11 March 2018

We use Jenkins for a lot of things in the projects that I work on. One of those things is CI jobs for open source projects that we maintain on GitHub, which run automatically on pull requests for these repositories. Previously we used Jenkins Job Builder to manage the jobs, and the GitHub Pull Request Builder plugin to trigger them on different events in the pull request. Now however, we prefer the expressiveness of Jenkins Pipeline, and the ability to define the job in a Jenkinsfile in the target repository, managed in Jenkins by the GitHub Branch Source plugin. In this post I’ll describe how we get a similar trust model (run builds for 'trusted' users, but not for others without approval from a trusted user) in our new configuration.

One great thing about the GitHub Pull Request Builder plugin is that it determined whether or not to automatically trigger a job, based on the trust of the user who created the pull request, using white and/or black lists. If you’re maintaining your own Jenkins instance, there’s a good chance you don’t just want it to execute code on behalf of untrusted people! The event of a not-yet-trusted user creating a pull request would result in a comment on the PR from Jenkins, asking for someone trusted to verify that it was okay to run the build; as opposed to the build getting run immediately for someone who was considered trusted.

The GitHub Branch Source plugin does things differently: it will automatically trigger builds for all pull requests or none (actually, you can choose to build pull requests from the origin repo, and not from forks; but we generally prefer to have all pull requests from forks).

If a pull request comes from an untrusted user, it will automatically trigger the same as from a trusted user (your choice of trusted can be 'Everybody', 'Nobody', 'Contributors', or 'users with Admin or Write permission'), but it will protect from malicious changes to the Jenkinsfile by using the version of that file from the trusted branch (e.g. target branch of the pull request).

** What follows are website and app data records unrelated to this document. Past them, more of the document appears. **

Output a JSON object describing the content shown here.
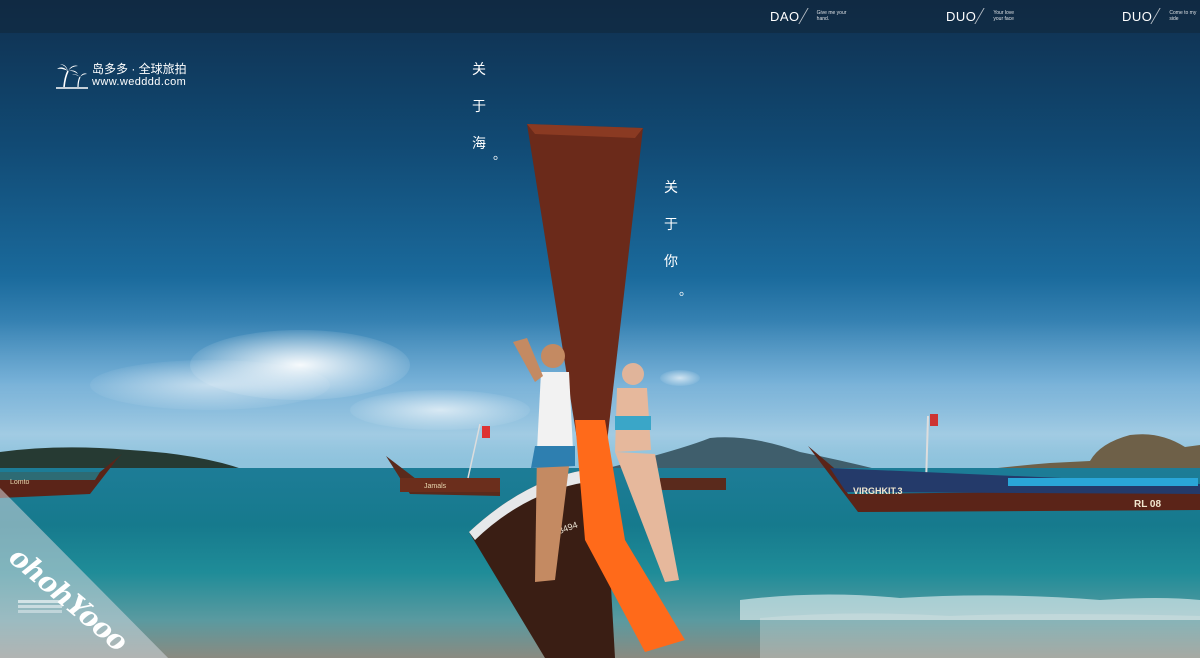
{
  "nav": {
    "items": [
      {
        "main": "DAO",
        "sub": "Give me your hand."
      },
      {
        "main": "DUO",
        "sub": "Your love your face"
      },
      {
        "main": "DUO",
        "sub": "Come to my side"
      }
    ]
  },
  "logo": {
    "name": "岛多多 · 全球旅拍",
    "url": "www.wedddd.com"
  },
  "poem": {
    "line1": [
      "关",
      "于",
      "海"
    ],
    "line2": [
      "关",
      "于",
      "你"
    ],
    "period": "。"
  },
  "boats": {
    "left_name": "Lomto",
    "mid_name": "Jamals",
    "right_name": "VIRGHKIT.3",
    "right_reg": "RL 08",
    "front_reg": "61 03494"
  },
  "corner": {
    "script": "ohohYooo"
  },
  "colors": {
    "sky_top": "#0f2f4e",
    "sea": "#1d7c97",
    "sash": "#ff6a1a",
    "boat_wood": "#6b2a1a"
  }
}
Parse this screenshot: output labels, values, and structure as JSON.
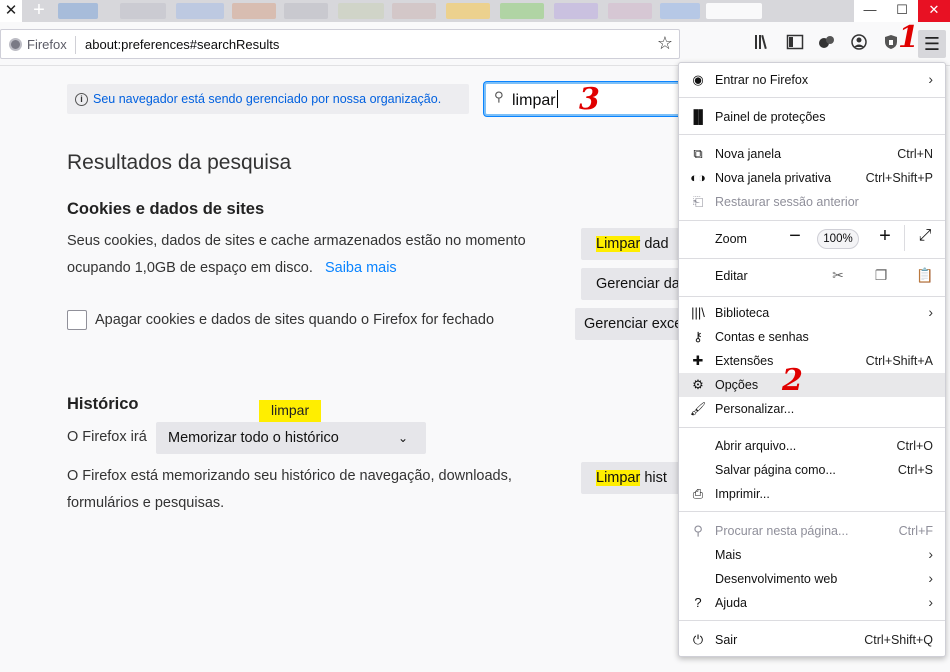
{
  "tabs": {
    "close_glyph": "✕",
    "new_glyph": "+",
    "min_glyph": "—",
    "max_glyph": "☐",
    "win_close_glyph": "✕"
  },
  "navbar": {
    "identity": "Firefox",
    "url": "about:preferences#searchResults"
  },
  "annotations": {
    "one": "1",
    "two": "2",
    "three": "3"
  },
  "policy": {
    "text": "Seu navegador está sendo gerenciado por nossa organização."
  },
  "search": {
    "value": "limpar"
  },
  "results": {
    "title": "Resultados da pesquisa"
  },
  "cookies": {
    "heading": "Cookies e dados de sites",
    "desc_line1": "Seus cookies, dados de sites e cache armazenados estão no momento",
    "desc_line2": "ocupando 1,0GB de espaço em disco.",
    "learn_more": "Saiba mais",
    "clear_btn_hl": "Limpar",
    "clear_btn_rest": " dad",
    "manage_btn": "Gerenciar da",
    "checkbox_label": "Apagar cookies e dados de sites quando o Firefox for fechado",
    "exceptions_btn": "Gerenciar exce"
  },
  "history": {
    "heading": "Histórico",
    "tooltip": "limpar",
    "label": "O Firefox irá",
    "select_value": "Memorizar todo o histórico",
    "desc_line1": "O Firefox está memorizando seu histórico de navegação, downloads,",
    "desc_line2": "formulários e pesquisas.",
    "clear_btn_hl": "Limpar",
    "clear_btn_rest": " hist"
  },
  "menu": {
    "sign_in": "Entrar no Firefox",
    "protections": "Painel de proteções",
    "new_window": {
      "label": "Nova janela",
      "shortcut": "Ctrl+N"
    },
    "private_window": {
      "label": "Nova janela privativa",
      "shortcut": "Ctrl+Shift+P"
    },
    "restore_session": "Restaurar sessão anterior",
    "zoom": {
      "label": "Zoom",
      "value": "100%"
    },
    "edit": "Editar",
    "library": "Biblioteca",
    "logins": "Contas e senhas",
    "addons": {
      "label": "Extensões",
      "shortcut": "Ctrl+Shift+A"
    },
    "options": "Opções",
    "customize": "Personalizar...",
    "open_file": {
      "label": "Abrir arquivo...",
      "shortcut": "Ctrl+O"
    },
    "save_page": {
      "label": "Salvar página como...",
      "shortcut": "Ctrl+S"
    },
    "print": "Imprimir...",
    "find": {
      "label": "Procurar nesta página...",
      "shortcut": "Ctrl+F"
    },
    "more": "Mais",
    "webdev": "Desenvolvimento web",
    "help": "Ajuda",
    "quit": {
      "label": "Sair",
      "shortcut": "Ctrl+Shift+Q"
    }
  },
  "colors": {
    "highlight": "#ffee00",
    "link": "#0a84ff",
    "annotation": "#e00000"
  }
}
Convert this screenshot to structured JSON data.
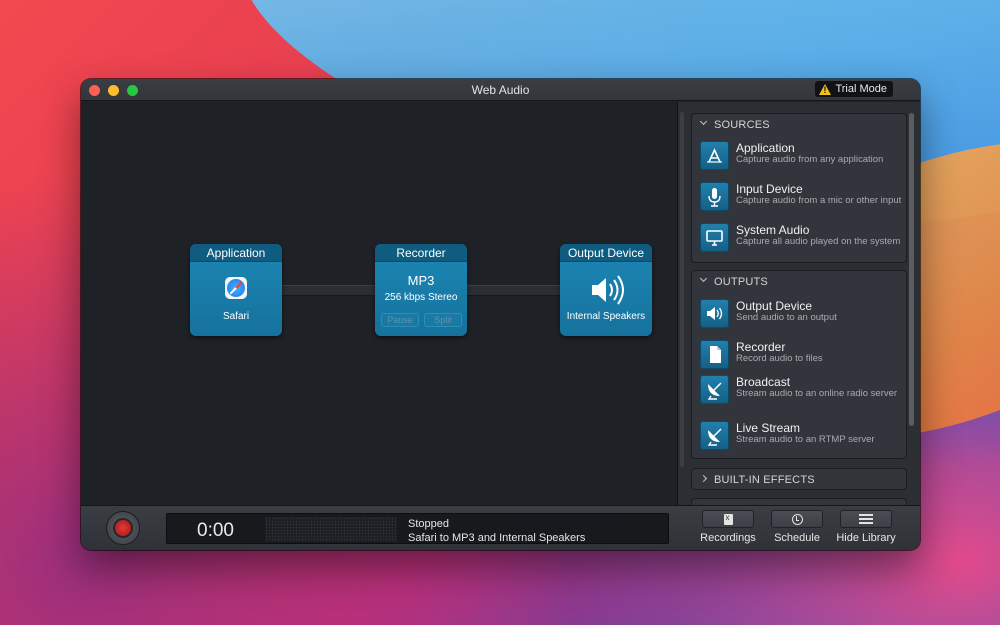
{
  "window": {
    "title": "Web Audio",
    "badge": "Trial Mode"
  },
  "pipeline": {
    "source": {
      "title": "Application",
      "label": "Safari",
      "icon": "safari-icon"
    },
    "recorder": {
      "title": "Recorder",
      "format": "MP3",
      "quality": "256 kbps Stereo",
      "pause_label": "Pause",
      "split_label": "Split"
    },
    "output": {
      "title": "Output Device",
      "label": "Internal Speakers",
      "icon": "speaker-icon"
    }
  },
  "library": {
    "sources": {
      "header": "SOURCES",
      "items": [
        {
          "title": "Application",
          "desc": "Capture audio from any application",
          "icon": "app-store-icon"
        },
        {
          "title": "Input Device",
          "desc": "Capture audio from a mic or other input",
          "icon": "microphone-icon"
        },
        {
          "title": "System Audio",
          "desc": "Capture all audio played on the system",
          "icon": "monitor-icon"
        }
      ]
    },
    "outputs": {
      "header": "OUTPUTS",
      "items": [
        {
          "title": "Output Device",
          "desc": "Send audio to an output",
          "icon": "speaker-icon"
        },
        {
          "title": "Recorder",
          "desc": "Record audio to files",
          "icon": "document-icon"
        },
        {
          "title": "Broadcast",
          "desc": "Stream audio to an online radio server",
          "icon": "satellite-dish-icon"
        },
        {
          "title": "Live Stream",
          "desc": "Stream audio to an RTMP server",
          "icon": "satellite-dish-icon"
        }
      ]
    },
    "effects": {
      "header": "BUILT-IN EFFECTS"
    }
  },
  "status": {
    "timer": "0:00",
    "state": "Stopped",
    "detail": "Safari to MP3 and Internal Speakers"
  },
  "toolbar": {
    "recordings_label": "Recordings",
    "schedule_label": "Schedule",
    "hide_library_label": "Hide Library"
  },
  "colors": {
    "accent": "#1a7ba8",
    "record": "#c91d1d"
  }
}
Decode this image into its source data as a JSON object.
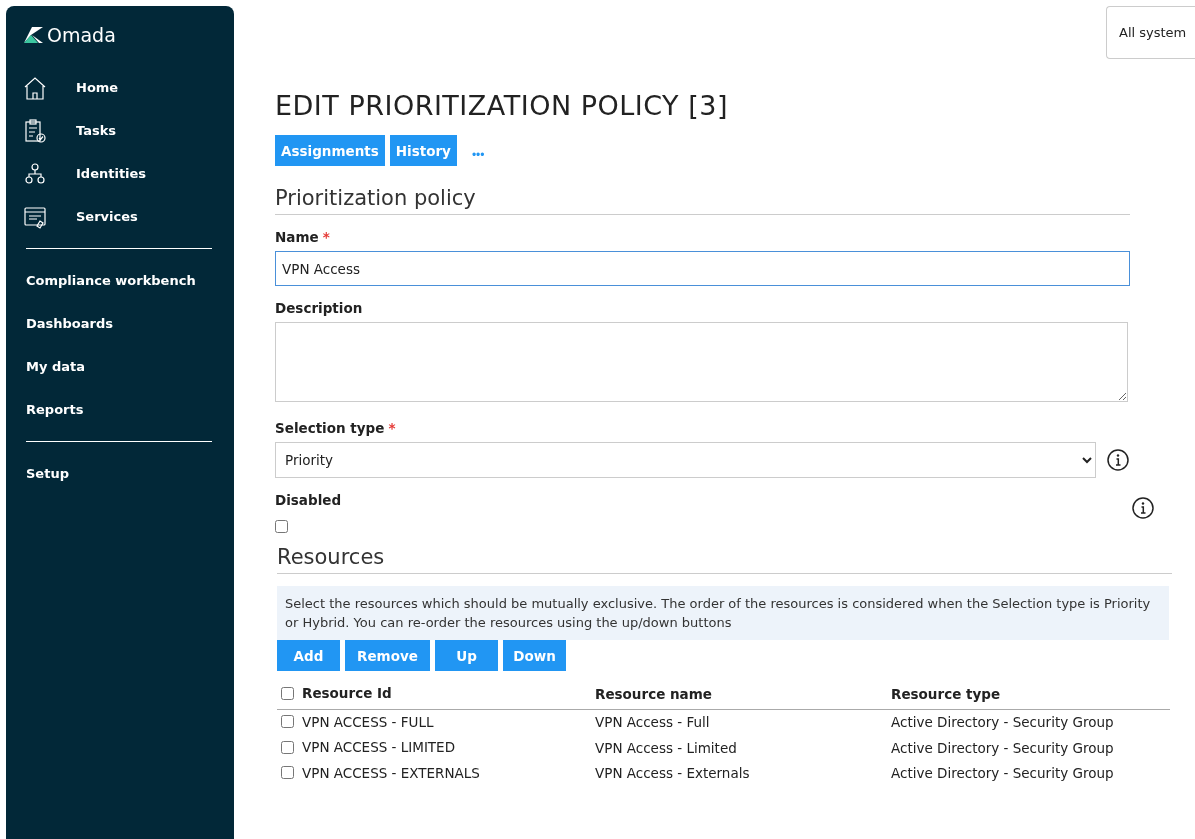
{
  "sidebar": {
    "logo": "Omada",
    "groups": [
      [
        "Home",
        "Tasks",
        "Identities",
        "Services"
      ],
      [
        "Compliance workbench",
        "Dashboards",
        "My data",
        "Reports"
      ],
      [
        "Setup"
      ]
    ]
  },
  "system_selector": {
    "value": "All system"
  },
  "page": {
    "title": "EDIT PRIORITIZATION POLICY [3]",
    "actions": [
      "Assignments",
      "History"
    ],
    "more": "•••"
  },
  "form": {
    "section": "Prioritization policy",
    "name": {
      "label": "Name",
      "required_mark": "*",
      "value": "VPN Access",
      "focused": true
    },
    "description": {
      "label": "Description"
    },
    "selection_type": {
      "label": "Selection type",
      "required_mark": "*",
      "value": "Priority"
    },
    "disabled": {
      "label": "Disabled",
      "checked": false
    }
  },
  "resources": {
    "section": "Resources",
    "info": "Select the resources which should be mutually exclusive. The order of the resources is considered when the Selection type is Priority or Hybrid. You can re-order the resources using the up/down buttons",
    "buttons": [
      "Add",
      "Remove",
      "Up",
      "Down"
    ],
    "select_all": false,
    "columns": [
      "Resource Id",
      "Resource name",
      "Resource type"
    ],
    "rows": [
      {
        "checked": false,
        "cells": [
          "VPN ACCESS - FULL",
          "VPN Access - Full",
          "Active Directory - Security Group"
        ]
      },
      {
        "checked": false,
        "cells": [
          "VPN ACCESS - LIMITED",
          "VPN Access - Limited",
          "Active Directory - Security Group"
        ]
      },
      {
        "checked": false,
        "cells": [
          "VPN ACCESS - EXTERNALS",
          "VPN Access - Externals",
          "Active Directory - Security Group"
        ]
      }
    ]
  }
}
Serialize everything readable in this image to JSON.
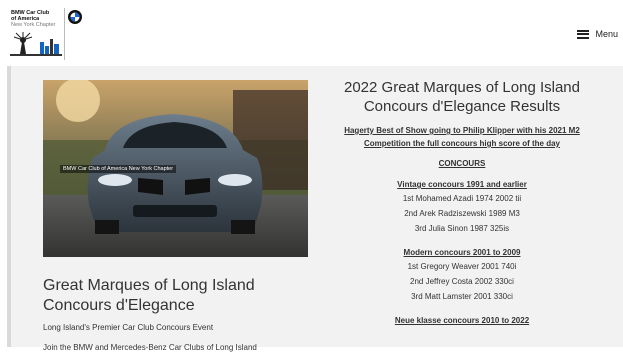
{
  "header": {
    "logo_line1": "BMW Car Club",
    "logo_line2": "of America",
    "logo_line3": "New York Chapter",
    "menu_label": "Menu"
  },
  "photo": {
    "caption": "BMW Car Club of America New York Chapter"
  },
  "left": {
    "title": "Great Marques of Long Island Concours d'Elegance",
    "subtitle": "Long Island's Premier Car Club Concours Event",
    "partial_text": "Join the BMW and Mercedes-Benz Car Clubs of Long Island"
  },
  "right": {
    "title": "2022 Great Marques of Long Island Concours d'Elegance Results",
    "highlight": "Hagerty Best of Show going to Philip Klipper with his 2021 M2 Competition the full concours high score of the day",
    "concours_heading": "CONCOURS",
    "sections": [
      {
        "heading": "Vintage concours   1991 and earlier",
        "items": [
          "1st Mohamed Azadi 1974 2002 tii",
          "2nd Arek Radziszewski 1989 M3",
          "3rd Julia Sinon 1987 325is"
        ]
      },
      {
        "heading": "Modern  concours 2001 to 2009",
        "items": [
          "1st Gregory Weaver 2001 740i",
          "2nd Jeffrey Costa 2002 330ci",
          "3rd Matt Lamster 2001 330ci"
        ]
      },
      {
        "heading": "Neue klasse concours 2010 to 2022",
        "items": []
      }
    ]
  }
}
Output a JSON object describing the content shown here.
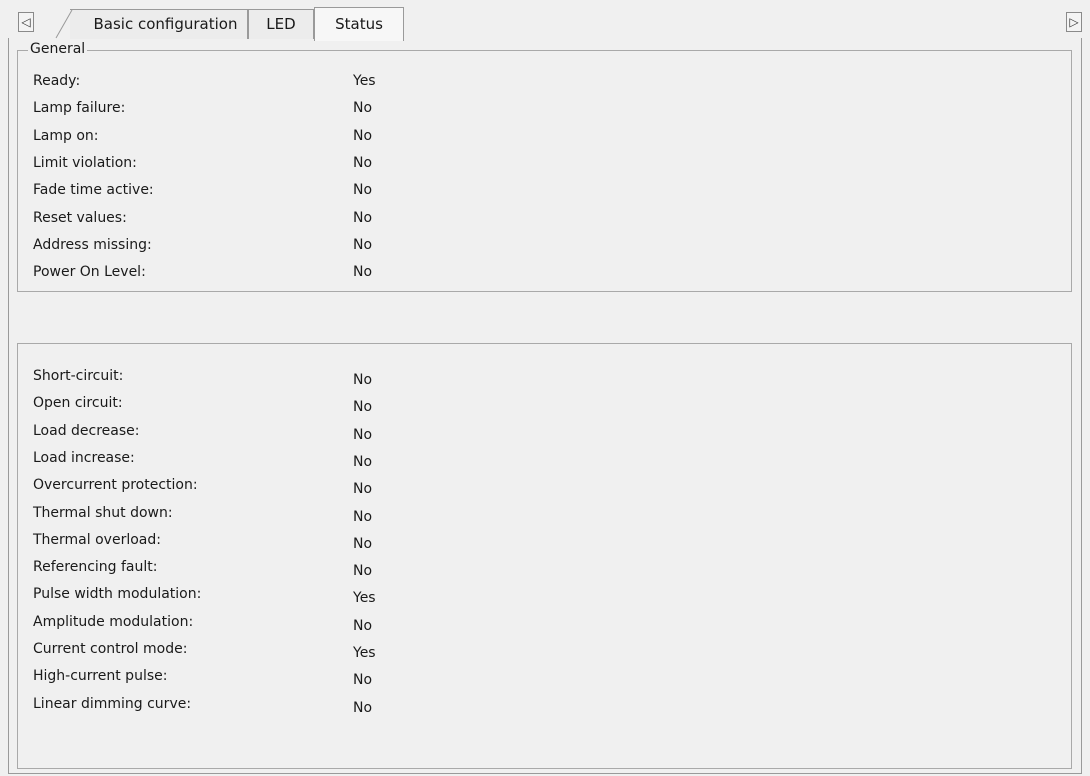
{
  "tabs": {
    "prev_icon": "◁",
    "next_icon": "▷",
    "items": [
      {
        "label": "Basic configuration"
      },
      {
        "label": "LED"
      },
      {
        "label": "Status"
      }
    ]
  },
  "general": {
    "title": "General",
    "rows": [
      {
        "label": "Ready:",
        "value": "Yes"
      },
      {
        "label": "Lamp failure:",
        "value": "No"
      },
      {
        "label": "Lamp on:",
        "value": "No"
      },
      {
        "label": "Limit violation:",
        "value": "No"
      },
      {
        "label": "Fade time active:",
        "value": "No"
      },
      {
        "label": "Reset values:",
        "value": "No"
      },
      {
        "label": "Address missing:",
        "value": "No"
      },
      {
        "label": "Power On Level:",
        "value": "No"
      }
    ]
  },
  "faults": {
    "rows": [
      {
        "label": "Short-circuit:",
        "value": "No"
      },
      {
        "label": "Open circuit:",
        "value": "No"
      },
      {
        "label": "Load decrease:",
        "value": "No"
      },
      {
        "label": "Load increase:",
        "value": "No"
      },
      {
        "label": "Overcurrent protection:",
        "value": "No"
      },
      {
        "label": "Thermal shut down:",
        "value": "No"
      },
      {
        "label": "Thermal overload:",
        "value": "No"
      },
      {
        "label": "Referencing fault:",
        "value": "No"
      },
      {
        "label": "Pulse width modulation:",
        "value": "Yes"
      },
      {
        "label": "Amplitude modulation:",
        "value": "No"
      },
      {
        "label": "Current control mode:",
        "value": "Yes"
      },
      {
        "label": "High-current pulse:",
        "value": "No"
      },
      {
        "label": "Linear dimming curve:",
        "value": "No"
      }
    ]
  }
}
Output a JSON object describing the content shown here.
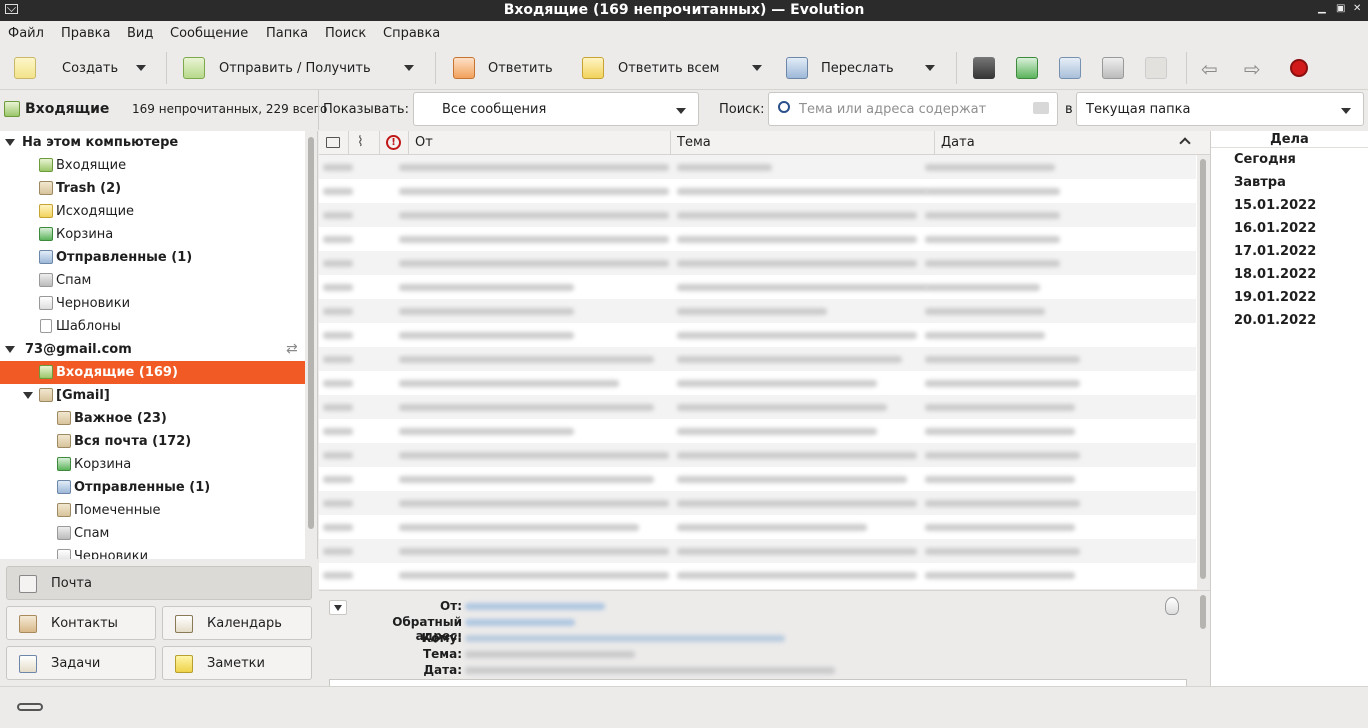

In the untrusted case (we choose to trust 'Contributors'), you’ll see a line such as the following at the top of the console output of the run:

Loading trusted files from base branch master at 72204ebf115acfd9a3582b708939c1353d3eae75 rather than 7382ebd0b32cdceb95c7afb27d8a325f17953536

For some use cases this is enough, but if you execute other scripts or tools from the build, couldn’t Mallory just get their wicked way through those? Yes, you could do a readTrusted on each potential file that could be used to execute arbitrary code, but I imagine that would get inconvenient quickly, and it might be easy to miss one.

For these cases, we’ve got an initial 'Trust' stage, which runs before anything else in our public pipelines. It just checks to see if the person who submitted the changes is a member of the GitHub org. If they are, it will continue; but if not, it will wait for someone who is trusted to log in and hit the 'Proceed' button on the input step. As mentioned, because the Jenkinsfile will be loaded from the trusted branch if the author is untrusted; malicious authors can’t just remove or modify this stage!

To keep our Jenkinsfiles clean, we’ve got the logic for this in a shared library, so this 'Trust' stage just contains one line:

Example Jenkinsfile

// https://github.com/feedhenry/fh-pipeline-library
@Library('fh-pipeline-library') _

stage('Trust') {

stage('Actual stuff') {
    node('probably') {}

The actual logic in the shared library can be found here.

Two things to note:

  • Since it will be executed against regular branches on the origin repository, just as it is for pull request projects; it automatically trusts those branches: it will only query for GitHub org membership if the CHANGE_AUTHOR environment variable is set (it is for pull request projects, not for normal branch projects).

  • If your shared library project is also a public repository with a Jenkinsfile that similarly runs on pull requests, and if you load the library version from the pull request commit; either do a readTrusted on this file, or duplicate the function into the Jenkinsfile.

Our shared library is available under the Apache-2.0 license, so feel free to copy the relevant file (or any others) to your own shared library (this is probably a better idea than depending on ours). Additionally, if you find any issues or have any improvements, we would love to hear about them!